Are there time limits while we're in limbo? (e.g. no case conference set?) Does the application for divorce get terminated after a while forcing me to reapply at some point?

OrleansLawyer 09-05-2017 07:15 AM

It varies by jurisdiction.

In some places, you schedule your case conference when the original application is filed. Otherwise, you get the case conference date at your first appearance before the registrar.

If it does not happen for some reason then then either party can set a case conference by going to court to request it.

If neither party does it, cases receive notice of approaching dismissal (NAD) 1 year after they were originally filed. At that time, the next date for the case must be set or else it will be administratively dismissed.

Your trial is scheduled after the settlement conference. The settlement conference takes places after the case conference and any interim motions. If you ignore your case you will not be spontaneously given a trial date after a year; you will simply have to wait that much longer until trial.

hamster39 09-06-2017 08:48 PM

Thank you

I also read "Once your case has started, you or your partner must schedule a trial within 365 days."

This is taken from Steps in a Family Law Case: Applicant | Family Law Flowcharts

This trial date thing with in 365 days. Is it 365 days from the time the application to divorce is filed (i'm the applicant), or is it 365 days from the time a case conference is requested?

Thanks

MsB 09-06-2017 09:26 PM

You must prepare a case conference brief, serve it, file it, then go to the trial coordinator and you will be given a few dates, you must both decide on the date, then they will schedule it.

OrleansLawyer 09-07-2017 07:31 AM

Quote:

"Once your case has started, you or your partner must schedule a trial within 365 days."
What this means is that, after 365 days, if the next step has not been scheduled then the case can receive a "notice of approaching dismissal" (NAD) - meaning the entire case is dismissed for inactivity.

The original objective was to see cases set down for trial within a year of being started however that varies widely by jurisdiction. There are places in Ontario where you can get the trial date within a year; and there are places where you are unlikely to be heard within 3 years.

Quote:

Is it 365 days from the time the application to divorce is filed (i'm the applicant), or is it 365 days from the time a case conference is requested?
From the date the case was commenced - this is the day you first filed for divorce and paid your $167.

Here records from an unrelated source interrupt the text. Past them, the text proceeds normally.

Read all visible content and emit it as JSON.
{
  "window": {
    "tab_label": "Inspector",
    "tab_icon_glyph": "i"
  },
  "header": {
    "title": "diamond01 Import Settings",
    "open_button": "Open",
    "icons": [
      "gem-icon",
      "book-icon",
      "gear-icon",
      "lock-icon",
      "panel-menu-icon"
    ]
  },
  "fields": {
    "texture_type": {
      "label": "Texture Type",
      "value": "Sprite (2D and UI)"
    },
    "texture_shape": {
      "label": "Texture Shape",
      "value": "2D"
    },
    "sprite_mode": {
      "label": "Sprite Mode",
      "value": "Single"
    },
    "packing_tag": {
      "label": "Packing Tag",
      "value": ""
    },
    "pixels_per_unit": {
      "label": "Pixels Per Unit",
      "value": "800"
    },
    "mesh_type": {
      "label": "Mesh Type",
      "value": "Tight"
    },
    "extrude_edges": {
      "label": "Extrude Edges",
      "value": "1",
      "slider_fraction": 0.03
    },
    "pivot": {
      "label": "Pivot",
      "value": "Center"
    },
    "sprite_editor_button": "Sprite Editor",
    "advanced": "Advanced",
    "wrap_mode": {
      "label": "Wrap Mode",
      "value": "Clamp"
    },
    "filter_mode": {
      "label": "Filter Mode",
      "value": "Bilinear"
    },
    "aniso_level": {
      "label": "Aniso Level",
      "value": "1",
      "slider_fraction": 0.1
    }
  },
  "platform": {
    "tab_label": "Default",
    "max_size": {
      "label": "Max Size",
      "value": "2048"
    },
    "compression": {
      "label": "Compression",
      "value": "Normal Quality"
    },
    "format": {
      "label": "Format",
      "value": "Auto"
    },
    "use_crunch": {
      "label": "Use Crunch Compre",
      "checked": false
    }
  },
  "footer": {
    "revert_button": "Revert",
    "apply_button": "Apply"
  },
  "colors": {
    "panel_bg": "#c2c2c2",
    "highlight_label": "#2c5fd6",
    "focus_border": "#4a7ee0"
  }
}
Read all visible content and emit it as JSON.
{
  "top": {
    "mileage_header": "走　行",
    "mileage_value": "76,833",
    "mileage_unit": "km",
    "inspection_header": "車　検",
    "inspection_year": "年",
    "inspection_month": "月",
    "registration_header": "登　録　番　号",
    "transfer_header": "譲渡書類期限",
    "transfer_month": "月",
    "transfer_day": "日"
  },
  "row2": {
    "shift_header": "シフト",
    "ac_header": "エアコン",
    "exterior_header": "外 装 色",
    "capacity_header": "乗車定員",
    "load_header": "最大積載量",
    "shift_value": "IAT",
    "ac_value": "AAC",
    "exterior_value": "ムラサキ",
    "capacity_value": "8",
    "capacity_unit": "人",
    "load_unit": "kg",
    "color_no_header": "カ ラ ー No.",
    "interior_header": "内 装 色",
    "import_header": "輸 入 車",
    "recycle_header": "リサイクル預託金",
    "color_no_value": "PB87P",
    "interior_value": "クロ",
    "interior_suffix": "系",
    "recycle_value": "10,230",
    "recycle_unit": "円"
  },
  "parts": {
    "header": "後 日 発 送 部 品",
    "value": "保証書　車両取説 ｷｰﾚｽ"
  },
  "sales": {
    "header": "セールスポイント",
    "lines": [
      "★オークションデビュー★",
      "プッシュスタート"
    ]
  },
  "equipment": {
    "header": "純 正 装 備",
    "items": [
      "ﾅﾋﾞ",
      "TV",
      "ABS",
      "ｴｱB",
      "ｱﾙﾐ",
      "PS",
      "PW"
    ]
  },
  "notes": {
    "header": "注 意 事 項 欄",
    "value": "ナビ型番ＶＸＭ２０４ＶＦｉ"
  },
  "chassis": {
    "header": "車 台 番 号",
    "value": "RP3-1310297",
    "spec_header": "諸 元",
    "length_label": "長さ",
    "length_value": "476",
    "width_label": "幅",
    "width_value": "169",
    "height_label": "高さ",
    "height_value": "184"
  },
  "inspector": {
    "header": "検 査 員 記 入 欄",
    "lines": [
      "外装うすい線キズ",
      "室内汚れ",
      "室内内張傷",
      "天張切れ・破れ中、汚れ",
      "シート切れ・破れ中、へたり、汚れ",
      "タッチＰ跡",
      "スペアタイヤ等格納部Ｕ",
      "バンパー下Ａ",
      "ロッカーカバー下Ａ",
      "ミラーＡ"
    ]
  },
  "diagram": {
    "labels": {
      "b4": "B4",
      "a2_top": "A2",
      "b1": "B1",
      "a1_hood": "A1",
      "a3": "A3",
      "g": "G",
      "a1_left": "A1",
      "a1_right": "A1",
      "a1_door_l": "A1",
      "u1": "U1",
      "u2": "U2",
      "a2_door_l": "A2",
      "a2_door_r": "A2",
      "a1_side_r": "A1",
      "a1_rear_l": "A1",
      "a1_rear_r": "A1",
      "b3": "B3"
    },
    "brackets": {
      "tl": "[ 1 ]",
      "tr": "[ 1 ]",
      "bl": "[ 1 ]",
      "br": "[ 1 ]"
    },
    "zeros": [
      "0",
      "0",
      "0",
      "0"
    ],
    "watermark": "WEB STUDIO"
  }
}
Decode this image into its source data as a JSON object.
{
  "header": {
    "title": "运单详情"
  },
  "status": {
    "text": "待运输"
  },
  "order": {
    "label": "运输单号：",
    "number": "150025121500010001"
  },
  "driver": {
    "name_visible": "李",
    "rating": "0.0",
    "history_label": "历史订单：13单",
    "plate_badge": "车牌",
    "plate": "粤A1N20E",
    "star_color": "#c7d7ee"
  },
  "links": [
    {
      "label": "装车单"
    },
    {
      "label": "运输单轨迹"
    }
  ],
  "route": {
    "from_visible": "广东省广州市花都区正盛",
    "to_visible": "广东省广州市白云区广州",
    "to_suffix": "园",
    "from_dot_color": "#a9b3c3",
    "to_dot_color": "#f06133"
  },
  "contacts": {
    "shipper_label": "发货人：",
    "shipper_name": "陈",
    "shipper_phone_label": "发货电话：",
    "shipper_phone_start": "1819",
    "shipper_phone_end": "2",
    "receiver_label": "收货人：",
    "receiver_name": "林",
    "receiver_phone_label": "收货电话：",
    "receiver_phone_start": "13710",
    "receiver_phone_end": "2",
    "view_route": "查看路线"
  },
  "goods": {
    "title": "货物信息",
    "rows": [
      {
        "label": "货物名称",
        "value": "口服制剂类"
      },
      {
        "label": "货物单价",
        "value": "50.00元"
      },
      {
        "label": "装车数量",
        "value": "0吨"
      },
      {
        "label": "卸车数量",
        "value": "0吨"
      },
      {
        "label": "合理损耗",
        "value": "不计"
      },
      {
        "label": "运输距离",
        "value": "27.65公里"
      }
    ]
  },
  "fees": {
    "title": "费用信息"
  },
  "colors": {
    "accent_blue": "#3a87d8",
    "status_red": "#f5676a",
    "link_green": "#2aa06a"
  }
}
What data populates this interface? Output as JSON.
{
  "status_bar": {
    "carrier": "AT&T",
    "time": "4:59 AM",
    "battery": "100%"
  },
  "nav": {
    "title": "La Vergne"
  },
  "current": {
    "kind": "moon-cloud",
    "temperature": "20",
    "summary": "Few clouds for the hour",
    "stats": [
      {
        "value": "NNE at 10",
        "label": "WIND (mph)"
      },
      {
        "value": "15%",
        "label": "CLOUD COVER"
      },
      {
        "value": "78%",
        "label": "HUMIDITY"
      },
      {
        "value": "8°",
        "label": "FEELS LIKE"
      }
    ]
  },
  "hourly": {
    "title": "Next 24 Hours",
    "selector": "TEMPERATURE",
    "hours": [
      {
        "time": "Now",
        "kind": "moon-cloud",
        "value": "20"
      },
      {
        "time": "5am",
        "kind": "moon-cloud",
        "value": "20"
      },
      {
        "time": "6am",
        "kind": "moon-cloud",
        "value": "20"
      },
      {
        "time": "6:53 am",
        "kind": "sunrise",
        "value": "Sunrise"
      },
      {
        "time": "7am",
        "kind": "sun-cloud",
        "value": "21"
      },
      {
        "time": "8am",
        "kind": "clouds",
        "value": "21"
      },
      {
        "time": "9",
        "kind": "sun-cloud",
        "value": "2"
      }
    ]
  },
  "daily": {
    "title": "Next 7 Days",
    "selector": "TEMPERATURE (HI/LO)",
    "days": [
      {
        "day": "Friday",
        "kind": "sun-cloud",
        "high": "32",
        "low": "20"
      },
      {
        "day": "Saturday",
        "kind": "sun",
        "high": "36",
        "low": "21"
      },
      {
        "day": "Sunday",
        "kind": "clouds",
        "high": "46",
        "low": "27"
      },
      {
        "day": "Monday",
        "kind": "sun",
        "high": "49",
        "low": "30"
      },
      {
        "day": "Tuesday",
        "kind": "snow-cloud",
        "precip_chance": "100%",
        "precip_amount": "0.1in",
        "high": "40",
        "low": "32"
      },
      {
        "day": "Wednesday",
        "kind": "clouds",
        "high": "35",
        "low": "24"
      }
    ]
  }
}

All times are GMT -4. The time now is 10:41 PM.

Powered by vBulletin® Version 3.8.3
Copyright ©2000 - 2017, Jelsoft Enterprises Ltd.
Content Relevant URLs by vBSEO 3.2.0